As the representative and interpreter of an ancient tradition, an ordained minister, priest, rabbi or imam, by his or her very presence, brings an aura of sanctity to this profound lifecycle event and elevates an otherwise purely legal transaction to the level of a covenant.

If the clergyperson has known the couple for a long time, or has made the effort and taken the time to get to know the couple, they are even better positioned to craft a wedding ceremony that celebrates the private love of two individuals even as it connects them to something larger than themselves.

The growing phenomenon of people feeling detached from religious customs, traditions and clergy means that so many individuals on the fringe of or totally alienated from faith communities will never know what they are missing.

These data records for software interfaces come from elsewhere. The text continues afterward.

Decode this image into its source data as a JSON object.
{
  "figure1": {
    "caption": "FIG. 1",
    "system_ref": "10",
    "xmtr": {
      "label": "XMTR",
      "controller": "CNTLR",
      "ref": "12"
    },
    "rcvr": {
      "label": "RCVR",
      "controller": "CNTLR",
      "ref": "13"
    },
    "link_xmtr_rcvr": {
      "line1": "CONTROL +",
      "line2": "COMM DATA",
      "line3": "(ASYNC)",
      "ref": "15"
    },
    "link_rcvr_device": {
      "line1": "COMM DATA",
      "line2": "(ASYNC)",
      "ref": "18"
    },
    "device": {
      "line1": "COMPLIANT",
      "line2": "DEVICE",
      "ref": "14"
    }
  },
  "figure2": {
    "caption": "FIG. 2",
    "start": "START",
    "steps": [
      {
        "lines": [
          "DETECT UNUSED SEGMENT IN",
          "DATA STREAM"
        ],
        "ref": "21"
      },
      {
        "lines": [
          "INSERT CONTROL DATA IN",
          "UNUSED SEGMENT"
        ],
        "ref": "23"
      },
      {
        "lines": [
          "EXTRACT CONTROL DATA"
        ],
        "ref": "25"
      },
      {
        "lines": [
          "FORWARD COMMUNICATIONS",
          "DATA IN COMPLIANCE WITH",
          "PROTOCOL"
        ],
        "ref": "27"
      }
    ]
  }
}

Nones,” those without religious practice or affiliation, now comprise one-quarter of the population. U.S. church membership has dropped precipitously from 68 percent in the 1990s to 45 percent at present. Increasing numbers of Americans who stay home describe their faith as “spiritual but not religious,” even though they may be ignorant of rites, rituals and history.

In today’s gig economy, fewer people feel an obligation to support traditional institutions and build lasting relationships. Overloaded work schedules and sheer exhaustion discourage participation in religious and fraternal organizations.

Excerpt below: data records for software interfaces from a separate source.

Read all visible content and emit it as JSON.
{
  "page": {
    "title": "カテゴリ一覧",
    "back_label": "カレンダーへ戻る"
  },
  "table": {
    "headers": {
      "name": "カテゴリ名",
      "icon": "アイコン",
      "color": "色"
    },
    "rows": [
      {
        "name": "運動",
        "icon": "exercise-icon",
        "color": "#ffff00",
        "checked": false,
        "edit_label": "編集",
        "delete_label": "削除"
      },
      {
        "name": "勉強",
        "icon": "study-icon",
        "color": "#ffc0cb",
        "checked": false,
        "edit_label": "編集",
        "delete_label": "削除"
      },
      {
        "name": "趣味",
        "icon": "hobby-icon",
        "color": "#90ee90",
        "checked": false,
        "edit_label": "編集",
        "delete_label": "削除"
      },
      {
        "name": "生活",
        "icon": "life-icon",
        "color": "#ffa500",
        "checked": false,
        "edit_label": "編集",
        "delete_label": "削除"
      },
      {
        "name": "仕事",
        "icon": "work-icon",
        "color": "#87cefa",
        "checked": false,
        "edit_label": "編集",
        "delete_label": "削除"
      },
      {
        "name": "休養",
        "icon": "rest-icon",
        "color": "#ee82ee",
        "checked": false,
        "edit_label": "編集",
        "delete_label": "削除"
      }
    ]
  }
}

In a November 2019 article in the Atlantic titled “Why Don’t I See You Anymore” in the print edition, “The Sabbath World” author Judith Shulevitz notes that the unfinished business of the workday beckons workers to open their phones or laptops at home, thereby replacing genuine human interaction. Technology creates superficial friendships easily unfriended with the touch of a screen. This results not only in loneliness, but also self-absorption, selfishness and seclusion.

Such inability to form deep, lasting relationships also impacts associations with clergy, teachers and mentors.

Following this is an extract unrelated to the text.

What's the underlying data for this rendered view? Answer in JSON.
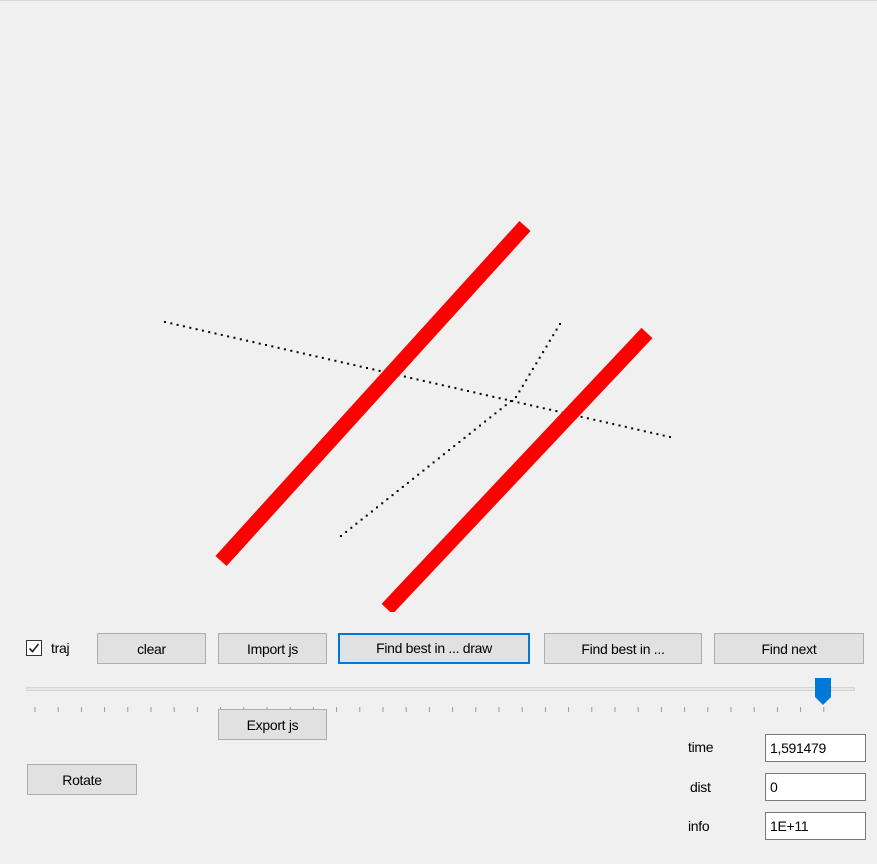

Continuous partial attention — multitasking, skimming incoming data and moving on to the next stream, often all at once — provides few opportunities to have disconnected moments of peace. The impact on civility, manners and interpersonal communication can be seen in worshipers regularly checking email and texting during services and ceremonies.

Twenty years ago, in his troubling book, ”Bowling Alone: The Collapse and Revival of American Community,” Robert Putnam noted the loss of “social capital” — that essential part of community that helps people find jobs, solve problems, control crime and fosters a sense of community well-being, along with the connections to clergy and religious institutions.

There are rays of hope, however, as some religious organizations build connections with young people long before they consider the possibility of marriage.

To cite the example I know best, Congregation Emanu-El in San Francisco recently celebrated the 20th anniversary of its young adult community at a worship service with 800 young adults in attendance.

Twenty years ago, the clergy and staff made a concerted effort to draw young adults into the congregation, long before they married and had families. The congregation invested in programming, staffing and clergy in order to lower a membership age that was then skewed to the over-60 population.

This community within the community began in 1999 by attracting 60 worshipers to what rapidly became 500, and then 1,000. Today, fully one-half of the congregation’s membership is 39 and under. And many of them are connecting with the clergy and inviting them to officiate at their weddings.

The congregation has so many marriages and babies being born that its child and adult education programs have exploded, requiring a forthcoming major expansion of its facilities.

In an age of rapidly shifting religious landscapes, religious institutions will need to marshal the will, resources and imagination necessary to show young people why religion matters, and why it can matter to them.

The views and opinions expressed in this article are those of the author and do not necessarily reflect the views of J.

Rabbi Stephen S. Pearce
Rabbi Stephen S. Pearce

Rabbi Stephen S. Pearce, Ph.D., is the senior rabbi emeritus and the Taube scholar at Congregation Emanu-El in San Francisco. Ordained at Hebrew Union College–Jewish Institute of Religion, he earned his doctorate in counselor education at St. John’s University.